So white racists can rant for pages and pages online about how Bella and the Bulldogs promotes cuckolding of white men because deep down they’ve watched for decades how black women have been casually thrown into bed with white men in movies, art and on television, and they’re terrified of ever being put in that position culturally. White bigots are like a cheating husband: No matter how much he’s been forgiven, he’s wracked by paranoia that his wife’s gonna get him back. The catch is, we black folks are so busy just trying to get on television and create positive images of ourselves that no one has time to try to emasculate white men on scripted TV.

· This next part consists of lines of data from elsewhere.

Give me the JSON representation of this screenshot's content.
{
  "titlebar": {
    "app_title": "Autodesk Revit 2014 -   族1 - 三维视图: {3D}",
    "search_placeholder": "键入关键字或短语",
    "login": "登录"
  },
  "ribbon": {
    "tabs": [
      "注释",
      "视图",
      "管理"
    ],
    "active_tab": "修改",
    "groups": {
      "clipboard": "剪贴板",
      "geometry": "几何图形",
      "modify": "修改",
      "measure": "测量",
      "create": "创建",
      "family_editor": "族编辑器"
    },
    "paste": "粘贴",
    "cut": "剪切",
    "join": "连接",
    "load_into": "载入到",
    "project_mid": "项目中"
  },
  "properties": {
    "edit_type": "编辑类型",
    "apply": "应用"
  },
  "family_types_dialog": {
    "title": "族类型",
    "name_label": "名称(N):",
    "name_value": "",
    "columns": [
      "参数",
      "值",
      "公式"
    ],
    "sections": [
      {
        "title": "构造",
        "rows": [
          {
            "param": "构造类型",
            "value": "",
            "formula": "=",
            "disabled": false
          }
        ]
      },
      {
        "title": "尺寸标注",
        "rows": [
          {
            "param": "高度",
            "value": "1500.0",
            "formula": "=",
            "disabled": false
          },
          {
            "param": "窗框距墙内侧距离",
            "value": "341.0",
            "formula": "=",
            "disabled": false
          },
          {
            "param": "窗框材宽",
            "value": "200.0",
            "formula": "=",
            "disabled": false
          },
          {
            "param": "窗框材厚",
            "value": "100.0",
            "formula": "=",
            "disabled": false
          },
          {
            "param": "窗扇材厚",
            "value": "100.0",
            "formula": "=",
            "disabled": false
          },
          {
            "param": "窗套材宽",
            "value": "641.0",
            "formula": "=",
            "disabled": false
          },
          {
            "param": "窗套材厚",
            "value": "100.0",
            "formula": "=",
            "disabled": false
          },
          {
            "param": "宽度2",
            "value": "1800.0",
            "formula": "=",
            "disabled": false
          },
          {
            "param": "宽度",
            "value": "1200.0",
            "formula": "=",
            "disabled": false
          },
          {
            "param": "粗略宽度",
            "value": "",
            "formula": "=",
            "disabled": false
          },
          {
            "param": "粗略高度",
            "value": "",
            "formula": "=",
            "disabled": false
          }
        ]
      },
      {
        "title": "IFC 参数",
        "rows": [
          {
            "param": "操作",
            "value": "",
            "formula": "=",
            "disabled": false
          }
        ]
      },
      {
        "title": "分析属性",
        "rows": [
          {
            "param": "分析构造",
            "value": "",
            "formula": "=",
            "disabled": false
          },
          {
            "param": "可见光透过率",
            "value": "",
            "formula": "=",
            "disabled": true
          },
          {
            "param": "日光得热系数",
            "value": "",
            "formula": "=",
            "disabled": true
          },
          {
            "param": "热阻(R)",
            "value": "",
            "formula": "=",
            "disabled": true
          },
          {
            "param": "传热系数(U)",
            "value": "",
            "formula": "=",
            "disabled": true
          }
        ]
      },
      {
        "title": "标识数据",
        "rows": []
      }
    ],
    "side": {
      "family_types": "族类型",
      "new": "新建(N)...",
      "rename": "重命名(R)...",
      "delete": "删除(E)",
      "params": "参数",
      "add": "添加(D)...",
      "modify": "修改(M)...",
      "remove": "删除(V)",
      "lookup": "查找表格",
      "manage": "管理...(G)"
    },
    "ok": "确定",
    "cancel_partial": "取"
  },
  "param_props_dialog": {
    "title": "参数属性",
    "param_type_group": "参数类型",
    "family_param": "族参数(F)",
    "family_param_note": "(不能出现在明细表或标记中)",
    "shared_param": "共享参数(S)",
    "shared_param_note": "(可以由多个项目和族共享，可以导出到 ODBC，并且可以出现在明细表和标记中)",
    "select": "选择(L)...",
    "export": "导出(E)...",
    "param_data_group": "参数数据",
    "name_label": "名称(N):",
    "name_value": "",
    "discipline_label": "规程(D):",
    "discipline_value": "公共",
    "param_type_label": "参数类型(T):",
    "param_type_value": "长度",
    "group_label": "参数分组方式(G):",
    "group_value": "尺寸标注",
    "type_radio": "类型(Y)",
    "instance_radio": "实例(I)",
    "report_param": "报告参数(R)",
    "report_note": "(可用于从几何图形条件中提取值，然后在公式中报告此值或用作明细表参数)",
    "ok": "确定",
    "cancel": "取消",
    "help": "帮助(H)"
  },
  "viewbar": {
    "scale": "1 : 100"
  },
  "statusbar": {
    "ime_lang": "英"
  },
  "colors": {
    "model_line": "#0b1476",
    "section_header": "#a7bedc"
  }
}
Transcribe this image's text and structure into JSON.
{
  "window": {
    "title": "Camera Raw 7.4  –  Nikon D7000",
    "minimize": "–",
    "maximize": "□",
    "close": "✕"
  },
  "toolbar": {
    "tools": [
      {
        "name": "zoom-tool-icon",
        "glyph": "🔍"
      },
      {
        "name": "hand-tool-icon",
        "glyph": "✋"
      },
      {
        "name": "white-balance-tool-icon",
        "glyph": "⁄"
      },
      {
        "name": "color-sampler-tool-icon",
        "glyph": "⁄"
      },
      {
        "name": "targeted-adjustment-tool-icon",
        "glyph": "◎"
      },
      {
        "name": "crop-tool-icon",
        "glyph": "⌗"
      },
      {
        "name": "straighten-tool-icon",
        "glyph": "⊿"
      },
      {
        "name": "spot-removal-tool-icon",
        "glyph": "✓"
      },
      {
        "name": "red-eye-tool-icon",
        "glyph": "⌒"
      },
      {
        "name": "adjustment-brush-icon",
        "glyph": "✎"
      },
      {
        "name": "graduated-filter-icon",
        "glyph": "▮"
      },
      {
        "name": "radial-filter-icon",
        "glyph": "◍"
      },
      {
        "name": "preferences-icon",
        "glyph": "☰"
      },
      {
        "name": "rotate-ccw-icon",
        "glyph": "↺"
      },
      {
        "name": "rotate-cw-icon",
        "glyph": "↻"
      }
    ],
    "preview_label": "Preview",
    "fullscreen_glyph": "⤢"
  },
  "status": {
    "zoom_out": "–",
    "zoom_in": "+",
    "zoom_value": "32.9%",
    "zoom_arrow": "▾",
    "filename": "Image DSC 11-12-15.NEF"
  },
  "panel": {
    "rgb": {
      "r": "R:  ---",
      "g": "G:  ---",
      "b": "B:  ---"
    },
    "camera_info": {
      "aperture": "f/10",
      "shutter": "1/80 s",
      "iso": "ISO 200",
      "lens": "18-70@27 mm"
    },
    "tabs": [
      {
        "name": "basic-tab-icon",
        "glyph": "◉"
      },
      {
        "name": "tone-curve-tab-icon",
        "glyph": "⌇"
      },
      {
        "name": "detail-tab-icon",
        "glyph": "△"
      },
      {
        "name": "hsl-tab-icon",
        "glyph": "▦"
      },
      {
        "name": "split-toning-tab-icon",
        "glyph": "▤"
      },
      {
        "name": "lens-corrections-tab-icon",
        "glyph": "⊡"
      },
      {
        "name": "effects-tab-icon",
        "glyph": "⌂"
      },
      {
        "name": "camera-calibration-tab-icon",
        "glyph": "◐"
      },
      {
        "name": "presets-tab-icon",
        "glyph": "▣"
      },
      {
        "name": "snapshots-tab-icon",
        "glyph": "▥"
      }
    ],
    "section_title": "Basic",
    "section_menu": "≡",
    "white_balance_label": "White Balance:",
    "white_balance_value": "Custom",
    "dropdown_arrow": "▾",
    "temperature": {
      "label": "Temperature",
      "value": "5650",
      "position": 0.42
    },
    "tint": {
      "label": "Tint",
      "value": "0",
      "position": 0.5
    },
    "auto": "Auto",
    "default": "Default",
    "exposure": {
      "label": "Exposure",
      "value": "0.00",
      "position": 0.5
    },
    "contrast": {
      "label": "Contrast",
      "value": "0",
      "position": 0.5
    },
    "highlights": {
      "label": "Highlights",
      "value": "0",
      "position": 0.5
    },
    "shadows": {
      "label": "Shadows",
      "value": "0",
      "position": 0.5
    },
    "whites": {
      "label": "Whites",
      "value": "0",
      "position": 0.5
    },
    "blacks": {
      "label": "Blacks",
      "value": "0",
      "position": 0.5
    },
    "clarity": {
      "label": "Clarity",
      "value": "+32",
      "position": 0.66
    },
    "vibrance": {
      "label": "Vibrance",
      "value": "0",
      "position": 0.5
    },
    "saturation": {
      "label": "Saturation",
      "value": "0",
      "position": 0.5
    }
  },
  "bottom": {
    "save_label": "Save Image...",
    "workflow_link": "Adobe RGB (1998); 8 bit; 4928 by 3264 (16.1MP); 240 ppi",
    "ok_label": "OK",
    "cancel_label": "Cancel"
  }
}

But despite this bizarre backlash against a kids show, you should take time to peek at Bella and the Bulldogs some lazy Saturday afternoon. It’ll remind you of just how far television has progressed in the last 20 years, and how even the slightest, most innocent depiction of interracial interaction among kids is still met with anger and resistance from certain segments of white America. And that should remind us to never back down and never shy away from demanding that our own depictions continue to grow and represent the diversity of African-American life. Because there are certainly people out there dedicated to stopping every step of our progress, lest it one day blow back on them.
Jason Johnson, political editor at The Root, is a professor of political science at Morgan State’s School of Global Journalism and Communication and is a frequent guest on MSNBC, CNN, Al-Jazeera International, Fox Business News and SiriusXM Satellite Radio. Follow him on Twitter.